Speaking earlier this year to the Methodist Laity Reform Movement, a renewal group in the Iowa Conference, United Methodist evangelical leader Dr. Bill Bouknight noted “five causes for celebration” coming out of this year’s UM General Conference in Fort Worth, Texas.
First, the Church’s position on human sexuality (¶161G) was not changed.
The vote was 55 percent to 45 percent to retain this vital sentence: “We do not condone the practice of homosexuality and consider this practice incompatible with Christian teaching.”
Indeed, Paragraph 161G was actually strengthened by adding these words: “Sexual relations are affirmed only within the covenant of monogamous, heterosexual marriage.”
Second, most of the divisive and sometimes unbiblical recommendations from the General Board of Church and Society were defeated. And their attempt to divest funds from companies doing business with Israel was set aside.

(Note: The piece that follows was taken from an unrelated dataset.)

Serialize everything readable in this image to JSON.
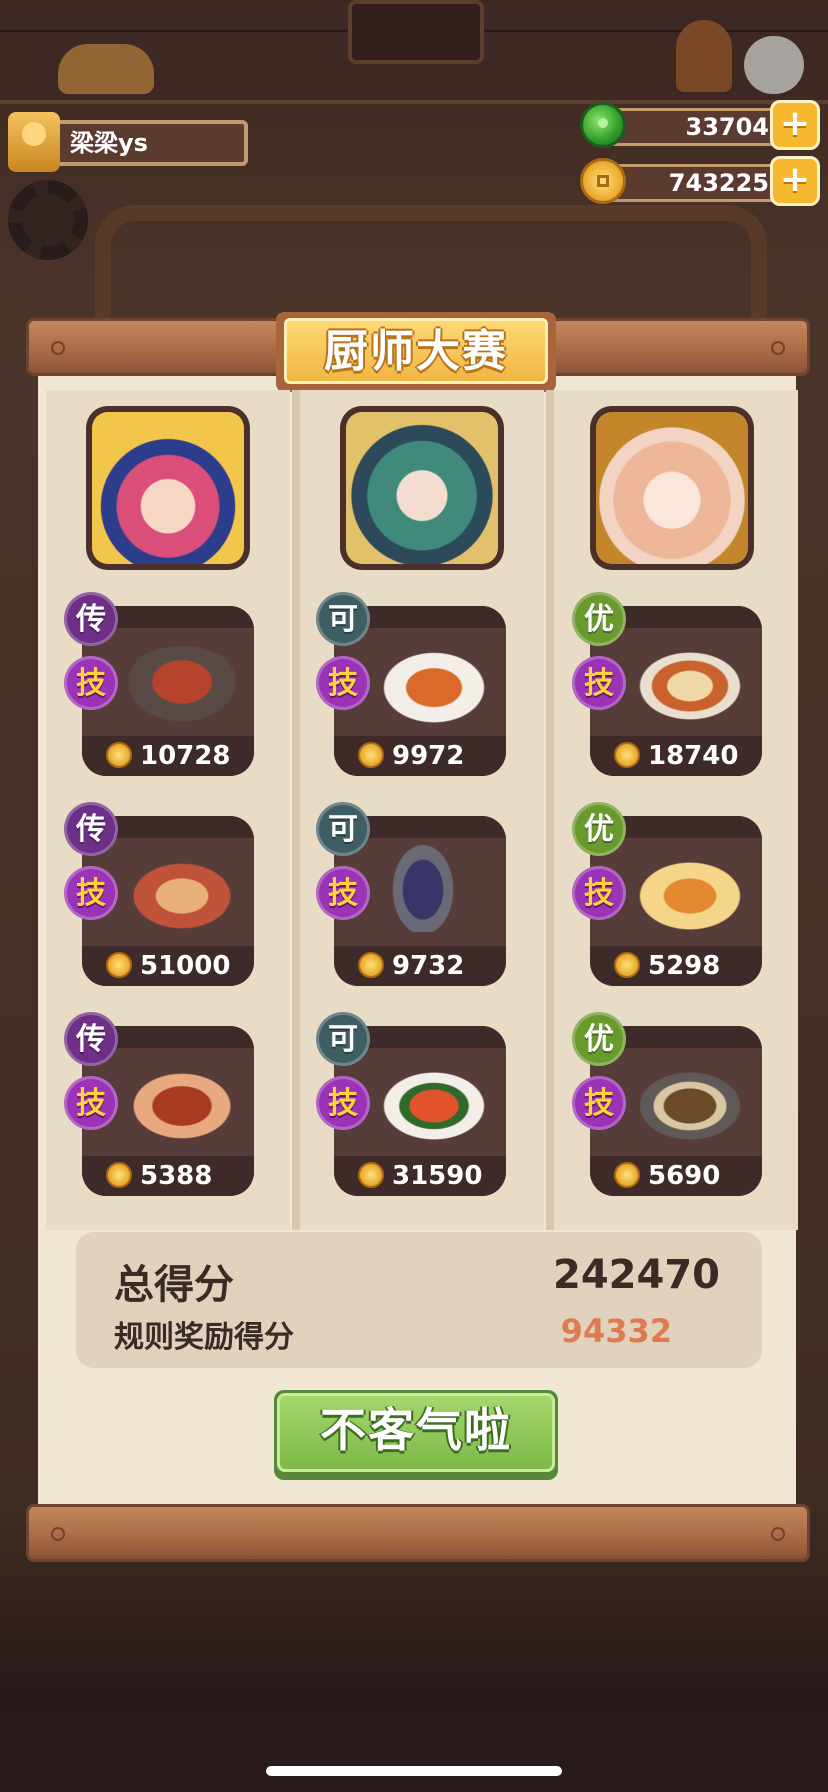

Also, their attempt to change the definition of marriage from a covenant between a man and a woman to a covenant between “two adult persons” was defeated.
We also added our official support for parental notification and consent for underage girls before they can have abortions.
A fourth cause for celebration was that an additional $2 million was committed to theological education and pastoral training in the Central Conferences, with particular emphasis on Africa.
There is still a justice issue here. Over the next four years we will pump $60 million into our 13 American seminaries, but will send only $2 million to Africa where the church is really growing.
A fifth cause for celebration was that a constitutional amendment to Paragraph 35 was approved that would allow probationary members, associate members, and local pastors to vote for clergy delegates to General and Jurisdictional Conferences.
Of course, there also was unsettling news coming out of GC08. In the next MethodistThinker post: Dr. Bouknight’s summary of “five actions of General Conference that spell trouble for evangelicals and orthodox believers.”
A native of South Carolina, Bill Bouknight was educated at Duke University, University of Edinburgh, and Yale Divinity School. He is the author of The Authoritative Word: Preaching Truth in a Skeptical Age (Abingdon, 2001), and If Disciples Grew Like Kudzu (Bristol House, 2007).
Dr. Bouknight retired from the pastorate last year, after more than 40 years of serving churches in South Carolina and Tennessee. He is a member of the board of directors of The Confessing Movement within The United Methodist Church.
|•||Bill Bouknight: The bad news from General Conference ’08|